For the past ten years or more, virtually every glimpse into American students' views on citizenship has revealed both a lack of understanding and a lack of interest. An American Enterprise Institute study earlier this year found that most social studies teachers doubted that their students grasped core U.S. citizenship concepts such as the Bill of Rights or the separation of powers. A recent Department of Education study found that only nine percent of U.S. high school students are able to cite reasons why it is important for citizens to participate in a democracy, and only six percent are able to identify reasons why having a constitution benefits a country. The Center for Information and Research on Civic Learning and Engagement (CIRCLE) has reported a decades-long, step-wise decline in interest in political affairs among college freshmen—from over 60 percent of the population in 1966 to less than half that percentage in our current period.

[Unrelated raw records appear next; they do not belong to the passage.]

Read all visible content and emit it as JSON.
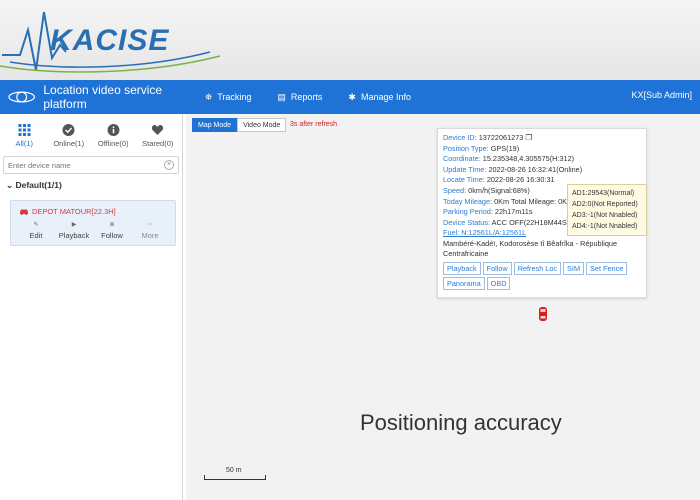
{
  "brand": {
    "logo_text": "KACISE"
  },
  "navbar": {
    "title": "Location video service platform",
    "items": [
      {
        "label": "Tracking",
        "icon": "tracking-icon"
      },
      {
        "label": "Reports",
        "icon": "reports-icon"
      },
      {
        "label": "Manage Info",
        "icon": "gear-icon"
      }
    ],
    "user": "KX[Sub Admin]"
  },
  "sidebar": {
    "filters": [
      {
        "label": "All(1)",
        "icon": "grid-icon"
      },
      {
        "label": "Online(1)",
        "icon": "check-circle-icon"
      },
      {
        "label": "Offline(0)",
        "icon": "info-circle-icon"
      },
      {
        "label": "Stared(0)",
        "icon": "heart-icon"
      }
    ],
    "search_placeholder": "Enter device name",
    "group": "Default(1/1)",
    "device": {
      "name": "DEPOT MATOUR[22.3H]",
      "actions": [
        "Edit",
        "Playback",
        "Follow",
        "More"
      ]
    }
  },
  "map": {
    "modes": [
      "Map Mode",
      "Video Mode"
    ],
    "refresh_text": "3s after refresh",
    "popup": {
      "device_id_label": "Device ID:",
      "device_id": "13722061273",
      "position_type_label": "Position Type:",
      "position_type": "GPS(19)",
      "coordinate_label": "Coordinate:",
      "coordinate": "15.235348,4.305575(H:312)",
      "update_time_label": "Update Time:",
      "update_time": "2022-08-26 16:32:41(Online)",
      "locate_time_label": "Locate Time:",
      "locate_time": "2022-08-26 16:30:31",
      "speed_label": "Speed:",
      "speed": "0km/h(Signal:68%)",
      "mileage_label": "Today Mileage:",
      "mileage": "0Km Total Mileage: 0Km",
      "parking_label": "Parking Period:",
      "parking": "22h17m11s",
      "status_label": "Device Status:",
      "status": "ACC OFF(22H18M44S)",
      "fuel": "Fuel: N:12561L/A:12561L",
      "address": "Mambéré-Kadéï, Kodorosèse tî Bêafrîka - République Centrafricaine",
      "buttons": [
        "Playback",
        "Follow",
        "Refresh Loc",
        "SIM",
        "Set Fence",
        "Panorama",
        "OBD"
      ]
    },
    "ad_tooltip": [
      "AD1:29543(Normal)",
      "AD2:0(Not Reported)",
      "AD3:-1(Not Nnabled)",
      "AD4:-1(Not Nnabled)"
    ],
    "caption": "Positioning accuracy",
    "scale_label": "50 m"
  }
}
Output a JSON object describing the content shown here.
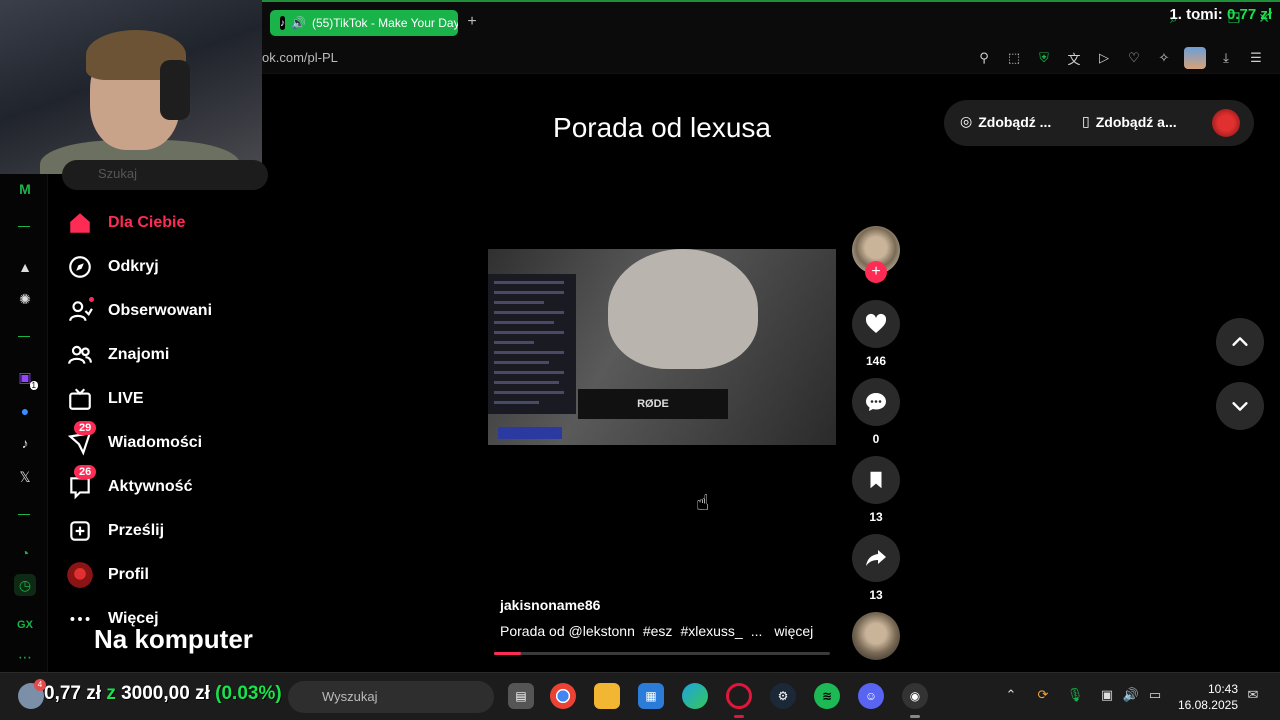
{
  "browser": {
    "tab_title": "(55)TikTok - Make Your Day",
    "new_tab": "+",
    "url": "ok.com/pl-PL"
  },
  "stream_overlay": {
    "label": "1. tomi:",
    "value": "0.77 zł"
  },
  "sidebar": {
    "search_placeholder": "Szukaj",
    "items": [
      {
        "label": "Dla Ciebie",
        "icon": "home-icon",
        "active": true
      },
      {
        "label": "Odkryj",
        "icon": "compass-icon"
      },
      {
        "label": "Obserwowani",
        "icon": "following-icon"
      },
      {
        "label": "Znajomi",
        "icon": "friends-icon"
      },
      {
        "label": "LIVE",
        "icon": "live-tv-icon"
      },
      {
        "label": "Wiadomości",
        "icon": "messages-icon",
        "badge": "29"
      },
      {
        "label": "Aktywność",
        "icon": "activity-icon",
        "badge": "26"
      },
      {
        "label": "Prześlij",
        "icon": "upload-icon"
      },
      {
        "label": "Profil",
        "icon": "profile-avatar-icon"
      },
      {
        "label": "Więcej",
        "icon": "more-dots-icon"
      }
    ],
    "overlay_text": "Na komputer"
  },
  "video": {
    "title": "Porada od lexusa",
    "author": "jakisnoname86",
    "description": "Porada od @lekstonn",
    "tags": [
      "#esz",
      "#xlexuss_",
      "..."
    ],
    "more_label": "więcej",
    "mic_brand": "RØDE",
    "progress_fraction": 0.08
  },
  "actions": {
    "likes": "146",
    "comments": "0",
    "saves": "13",
    "shares": "13",
    "follow_symbol": "+"
  },
  "header": {
    "pill_1": "Zdobądź ...",
    "pill_2": "Zdobądź a..."
  },
  "taskbar": {
    "weather_badge": "4",
    "money_left": "0,77 zł",
    "money_mid": "z",
    "money_total": "3000,00 zł",
    "money_pct": "(0.03%)",
    "search_placeholder": "Wyszukaj",
    "time": "10:43",
    "date": "16.08.2025"
  },
  "colors": {
    "accent_tiktok": "#fe2c55",
    "accent_opera_gx": "#19b34a",
    "background": "#000000"
  }
}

For the past ten years, our research team at Stanford has interviewed broad cross-sections of American youth about what U.S. citizenship means to them. Here is one high school student's reply, not atypical: "We just had (American citizenship) the other day in history. I forget what it was." Another student told us that "being American is not really special….I don’t find being an American citizen very important." Another replied, "I don’t want to belong to any country. It just feels like you are obligated to this country. I don’t like the whole thing of citizen...I don’t like that whole thing. It’s like, citizen, no citizen; it doesn’t make sense to me. It’s like to be a good citizen—I don’t know, I don’t want to be a citizen...it’s stupid to me."

Such statements reflect more than an ignorance of citizenship—though they may provide us with clues about the source of students' present-day lack of knowledge. Beyond not knowing what U.S. citizenship entails, many young Americans today are not motivated to learn about how to become a fully engaged citizen of their country. They simply do not care about their status as American citizens. Notions such as civic virtue, civic duty, or devotion to their country mean little to them. This is not true of all young people today—there are exceptions in virtually every community—but it accurately describes a growing trend that encompasses a large portion of our younger generation. .... [more]
American Amnesia | Hoover Institution